City ownership of the road, which runs east-west along the railroad tracks across from SDS Lumber Co. and behind the buildings on the south side of the main downtown business district, has long been considered critical to Bingen's downtown revitalization efforts.
"For all practical purposes, it's a done deal," said Mayor Brian Prigel. "I'm confident enough that we can let the utility companies know they can complete engineering back there."
A preliminary real estate purchase and sale agreement puts the price at $56,000. City officials said that is less than they expected to pay for the property.
"Based on a previous appraisal by SDS Lumber, it's a little bit less," said Prigel.
The portion of Depot Road Bingen is purchasing runs between Walnut Street and a bit east of Maple Street. The corridor involved in the purchase extends 50 feet out from the backs of the buildings to the south.
The road segment totals roughly 1.95 acres.
"It's a good deal for the vision," said Laura Mann, a member of the Bingen City Council.
Preliminary projections for the strip of road calls for major enhancements to Depot Street. Planning for implementing the alterations to the area is expected to begin by the end of the year.
The road provides access to Bingen's Amtrak depot, a BNSF maintenance office, and to several businesses, including the Guler Oil card-lock gas station. The area is also currently used for parking.
The card-lock station is situated in the middle of Depot Street, and does not fit with long-range plans for the area. However, Mayor Prigel said the city is likely to sign a lease agreement to allow Guler Oil time -- perhaps as long as 10 years -- to move the card-lock facility.
Prigel added that he would be meeting with all the building owners along Steuben Street to deal with possible impacts from relocation of utilities and other improvements that are envisioned as part of the city's overall revitalization objectives.
As part of the proposed purchase agreement with the railroad, the city of Bingen could be responsible for cleaning any environmental hazards on the property. However, Mayor Prigel said he did not believe that clause represented a significant impediment to signing the deal.
"Some of the language is somewhat onerous, but I'm not too concerned about that. This is pretty standard contract language," Prigel said.
On March 19, Prigel asked the City Council to authorize signing the preliminary agreement, contingent upon the city's attorney reviewing and approving the deal.
"We need to get on with the purchase," Prigel said. "Utility companies are waiting to see what happens with this before they go ahead and plan engineering back there.

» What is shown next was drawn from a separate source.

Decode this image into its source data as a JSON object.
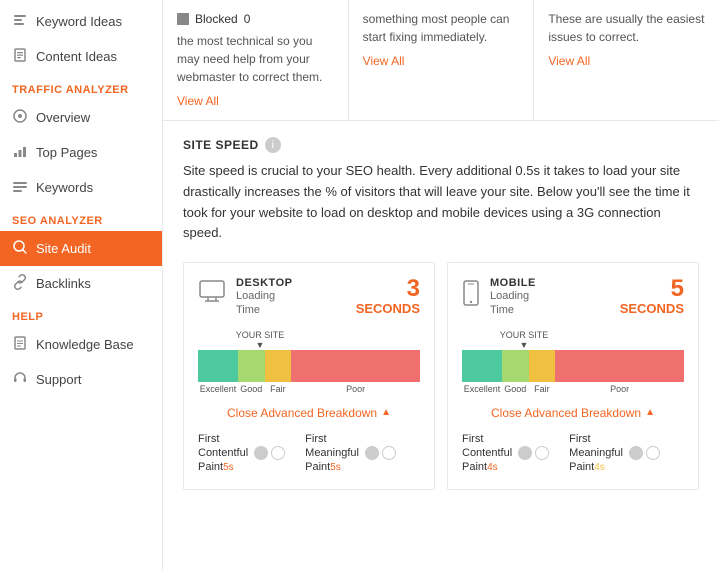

I'd like the council's authorization to go ahead and sign this."
The council unanimously agreed to authorize the deal, provided the attorney found no problems.
On March 25, the attorney, Anthony Connors, completed his review of the agreement and found it acceptable to the city. The agreement was mailed to BNSF officials the same day.
Initial changes to Depot Street will be relatively minor: landscaping, paving, putting in striping for parking areas, providing better lighting, moving some utility wires underground, and cleaning up the roadway area in general.
Other changes, possibly including major renovation of the character of the area and providing retail and commercial storefronts, could come in subsequent years.
Later this year, the Washington Department of Transportation is expected to pave and upgrade State Route 14 through the downtown area, and city leaders want to coordinate some enhancements along Depot Street -- such as relocation of utility wires -- during that project to save money.